We Sang in Hushed Voices
The small acts of courage were what made it possible to survive. One evening, for example, we were made to stand for hours and hours in the Appellplatz for roll call. When we were finally released, some of the women who needed to go to the bathroom went straight to the barracks to relieve themselves in the latrines. When they got there, however, the doors were locked. A few of the poor women were truly in agony after holding it in for so long. Not being allowed to empty their bladders was torturous. This was the last straw for some of us, and we began to shout in resistance, “Let us pee!” over and over again. “Don’t let them suffer!” I called out. “Don’t torture people so much!” One of the female SS guards heard us yelling and came to the barracks.
The guard must have recognized my voice because she came directly over to me, as if I were to blame for the rebellion. The other women were sure that I would be killed. Then, something unexpected happened. A friend of mine from Mukačevo, a woman named Hilda, came to my aid. I had known her before the war, and she was normally very quiet and reserved. Yet, she rallied everyone together and encouraged them all to shout. All seven or eight hundred women in the area began shouting so loudly and with such intensity that the female SS guard grew afraid and left.
There was another way that we could resist – with hope.
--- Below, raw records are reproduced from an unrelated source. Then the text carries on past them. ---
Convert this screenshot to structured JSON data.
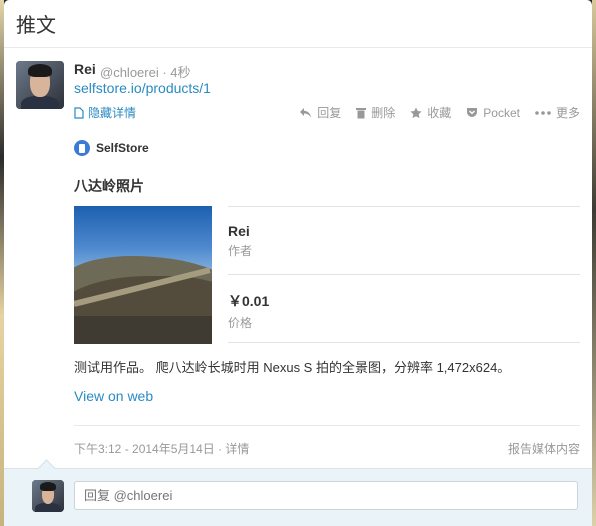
{
  "modal": {
    "title": "推文"
  },
  "tweet": {
    "name": "Rei",
    "handle": "@chloerei",
    "time": "· 4秒",
    "link": "selfstore.io/products/1",
    "hide_detail": "隐藏详情",
    "actions": [
      {
        "label": "回复",
        "icon": "reply-icon"
      },
      {
        "label": "删除",
        "icon": "trash-icon"
      },
      {
        "label": "收藏",
        "icon": "star-icon"
      },
      {
        "label": "Pocket",
        "icon": "pocket-icon"
      },
      {
        "label": "更多",
        "icon": "more-icon"
      }
    ]
  },
  "card": {
    "brand": "SelfStore",
    "title": "八达岭照片",
    "author_value": "Rei",
    "author_label": "作者",
    "price_value": "￥0.01",
    "price_label": "价格"
  },
  "description": "测试用作品。 爬八达岭长城时用 Nexus S 拍的全景图，分辨率 1,472x624。",
  "view_on_web": "View on web",
  "footer": {
    "date": "下午3:12 - 2014年5月14日 · 详情",
    "report": "报告媒体内容"
  },
  "reply": {
    "placeholder": "回复 @chloerei"
  },
  "colors": {
    "link": "#2a8ac2",
    "muted": "#999999",
    "reply_bg": "#eaf3f8"
  }
}
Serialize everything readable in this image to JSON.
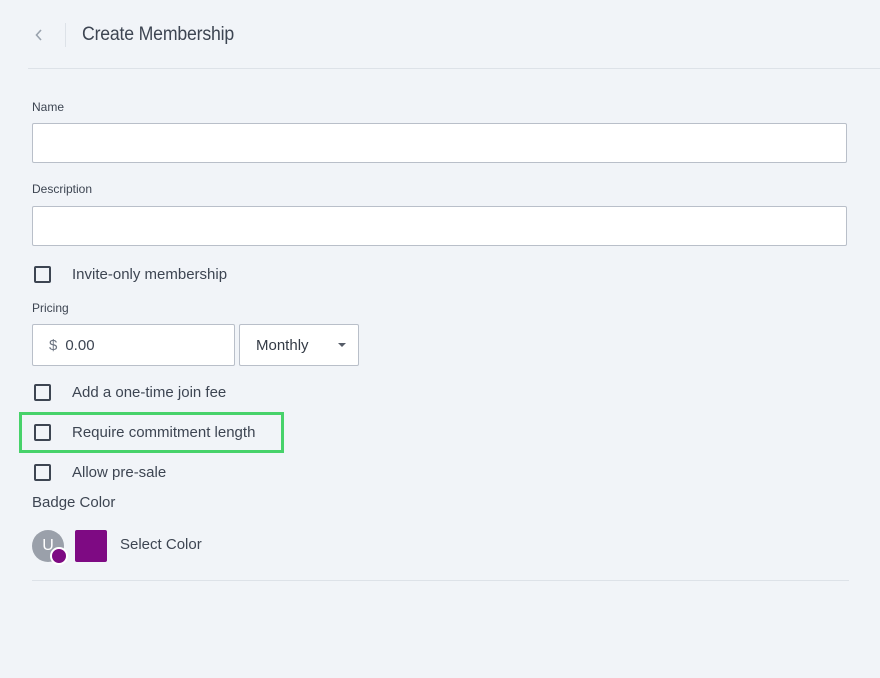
{
  "header": {
    "title": "Create Membership",
    "back_icon": "chevron-left-icon"
  },
  "form": {
    "name_label": "Name",
    "name_value": "",
    "description_label": "Description",
    "description_value": "",
    "invite_only_label": "Invite-only membership",
    "pricing_label": "Pricing",
    "currency_symbol": "$",
    "price_value": "0.00",
    "period_selected": "Monthly",
    "join_fee_label": "Add a one-time join fee",
    "commitment_label": "Require commitment length",
    "presale_label": "Allow pre-sale",
    "badge_color_label": "Badge Color",
    "avatar_initial": "U",
    "select_color_label": "Select Color"
  },
  "colors": {
    "badge": "#7e0a83",
    "highlight": "#47d26a",
    "background": "#f1f4f8"
  }
}
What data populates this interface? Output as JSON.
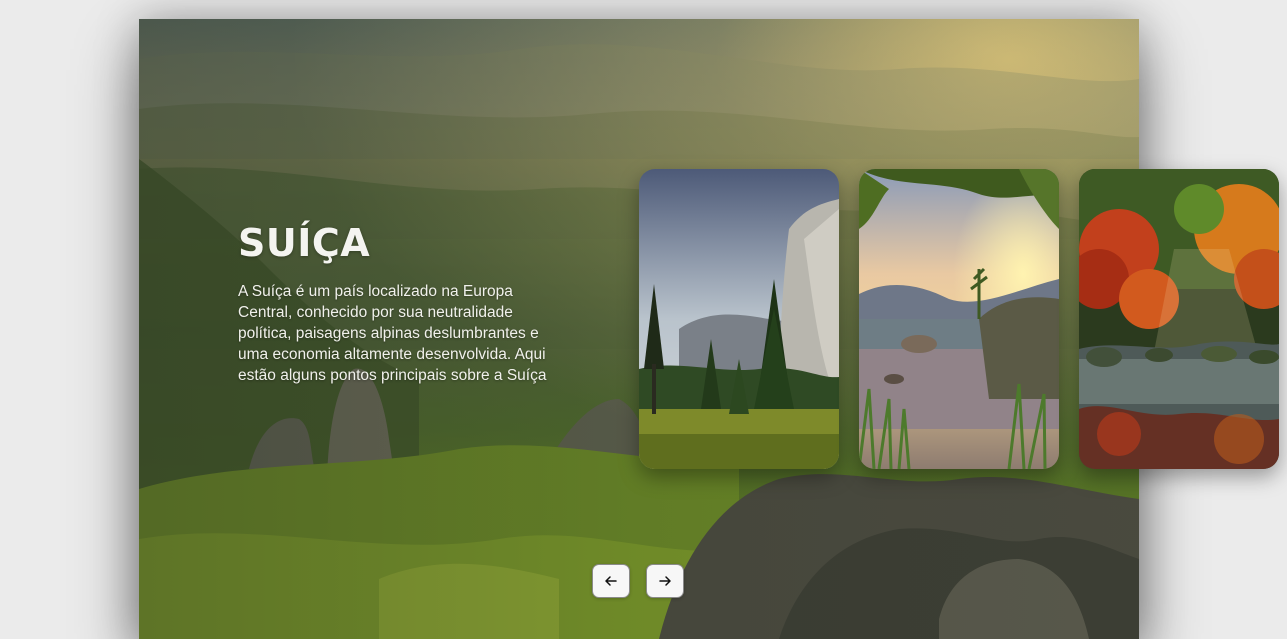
{
  "hero": {
    "title": "SUÍÇA",
    "description": "A Suíça é um país localizado na Europa Central, conhecido por sua neutralidade política, paisagens alpinas deslumbrantes e uma economia altamente desenvolvida. Aqui estão alguns pontos principais sobre a Suíça"
  },
  "cards": [
    {
      "icon": "mountain-forest-image"
    },
    {
      "icon": "sunset-lake-image"
    },
    {
      "icon": "autumn-pond-image"
    }
  ],
  "nav": {
    "prev_icon": "arrow-left-icon",
    "next_icon": "arrow-right-icon"
  },
  "colors": {
    "page_background": "#ebebeb",
    "button_background": "#f7f7f7",
    "title_text": "#f4f4f0"
  }
}
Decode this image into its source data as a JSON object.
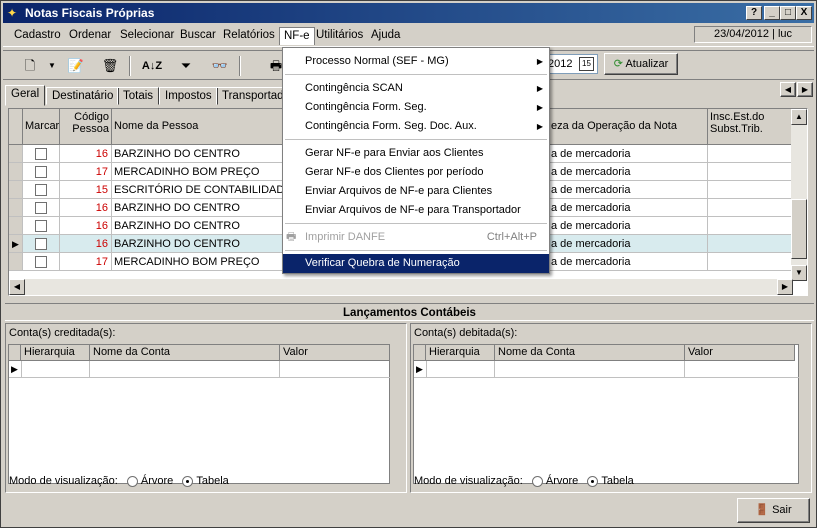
{
  "window": {
    "title": "Notas Fiscais Próprias",
    "help_btn": "?",
    "min_btn": "_",
    "max_btn": "□",
    "close_btn": "X"
  },
  "menu": [
    "Cadastro",
    "Ordenar",
    "Selecionar",
    "Buscar",
    "Relatórios",
    "NF-e",
    "Utilitários",
    "Ajuda"
  ],
  "status": {
    "date_user": "23/04/2012 | luc"
  },
  "toolbar": {
    "year_value": "2012",
    "calendar_icon": "15",
    "refresh_label": "Atualizar"
  },
  "tabs": [
    "Geral",
    "Destinatário",
    "Totais",
    "Impostos",
    "Transportador"
  ],
  "grid": {
    "headers": {
      "marcar": "Marcar",
      "codigo": "Código Pessoa",
      "nome": "Nome da Pessoa",
      "natureza": "eza da Operação da Nota",
      "insc": "Insc.Est.do Subst.Trib."
    },
    "rows": [
      {
        "codigo": "16",
        "nome": "BARZINHO DO CENTRO",
        "natureza": "a de mercadoria"
      },
      {
        "codigo": "17",
        "nome": "MERCADINHO BOM PREÇO",
        "natureza": "a de mercadoria"
      },
      {
        "codigo": "15",
        "nome": "ESCRITÓRIO DE CONTABILIDADE I",
        "natureza": "a de mercadoria"
      },
      {
        "codigo": "16",
        "nome": "BARZINHO DO CENTRO",
        "natureza": "a de mercadoria"
      },
      {
        "codigo": "16",
        "nome": "BARZINHO DO CENTRO",
        "natureza": "a de mercadoria"
      },
      {
        "codigo": "16",
        "nome": "BARZINHO DO CENTRO",
        "natureza": "a de mercadoria"
      },
      {
        "codigo": "17",
        "nome": "MERCADINHO BOM PREÇO",
        "natureza": "a de mercadoria"
      }
    ]
  },
  "nfe_menu": {
    "processo_normal": "Processo Normal (SEF - MG)",
    "contingencia_scan": "Contingência SCAN",
    "contingencia_form": "Contingência Form. Seg.",
    "contingencia_form_doc": "Contingência Form. Seg. Doc. Aux.",
    "gerar_enviar": "Gerar NF-e para Enviar aos Clientes",
    "gerar_periodo": "Gerar NF-e dos Clientes por período",
    "enviar_clientes": "Enviar Arquivos de NF-e para Clientes",
    "enviar_transportador": "Enviar Arquivos de NF-e para Transportador",
    "imprimir_danfe": "Imprimir DANFE",
    "imprimir_shortcut": "Ctrl+Alt+P",
    "verificar": "Verificar Quebra de Numeração"
  },
  "lancamentos": {
    "title": "Lançamentos Contábeis",
    "creditada_label": "Conta(s) creditada(s):",
    "debitada_label": "Conta(s) debitada(s):",
    "col_hierarquia": "Hierarquia",
    "col_nome": "Nome da Conta",
    "col_valor": "Valor",
    "modo_label": "Modo de visualização:",
    "opt_arvore": "Árvore",
    "opt_tabela": "Tabela"
  },
  "footer": {
    "sair_label": "Sair"
  },
  "colors": {
    "titlebar": "#0a246a",
    "menu_highlight": "#0a246a",
    "selected_row": "#d8ebee",
    "code_red": "#cc0000"
  }
}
As we sat on the hard wooden bunks in our barracks, with only our thin, torn dresses to cover us, we still hoped that we would survive. Some of us even tried to learn new languages. By that time, I had already learned some English and spoke it quite well. I also still remembered Hebrew from high school and taught Hebrew words to my friends. It was a time of emptiness, pain and desperation, a time when it was impossible to imagine a way out. There was no way out. But I often thought about miracles.
An extremely important part of our resistance was singing. Although it seems paradoxical to talk about music and Birkenau in the same breath, singing was a key part of our existence. When our work was done and the guards weren’t present, we could find safe moments to sing Hebrew songs. We had to be careful never to sing in front of the SS because they would have beaten us to death. I couldn’t sing well, but it didn’t matter. None of us were really singers. I would teach my friends the words to songs I had learned in school and the women with good voices would figure out the tune. Together we combined words and voices, our voices hushed so that no one would hear us. It gave us encouragement and lifted our spirits; in those moments, we didn’t speak about death and killing.
These were not the only music events in the camp. There were also concerts organized by the SS – although these were hardly happy occasions for the Jewish prisoners. I recall one concert that was spontaneously arranged under orders from the camp administration. We were called out to the Appellplatz and commanded to sit on the ground. What we saw in front of us was a group of men in their filthy, striped prison uniforms, emaciated from hunger, each one holding a violin, a cello or a wind instrument. They were told to take their places on a platform and began to play – and, oh, how beautifully they played. Starving and ill, the musicians played waltzes by Johann Strauss II while the SS guards danced to the music.
I began to cry. I cried inconsolably because those musicians were playing music that had been created to make the world a more harmonious and beautiful place. Yet, these men, imprisoned and starving, were forced to play through suffering and humiliation. Strauss’s waltzes and operettas, which brought joy to listeners for a hundred years, had nothing in common with Hitler and his ideology.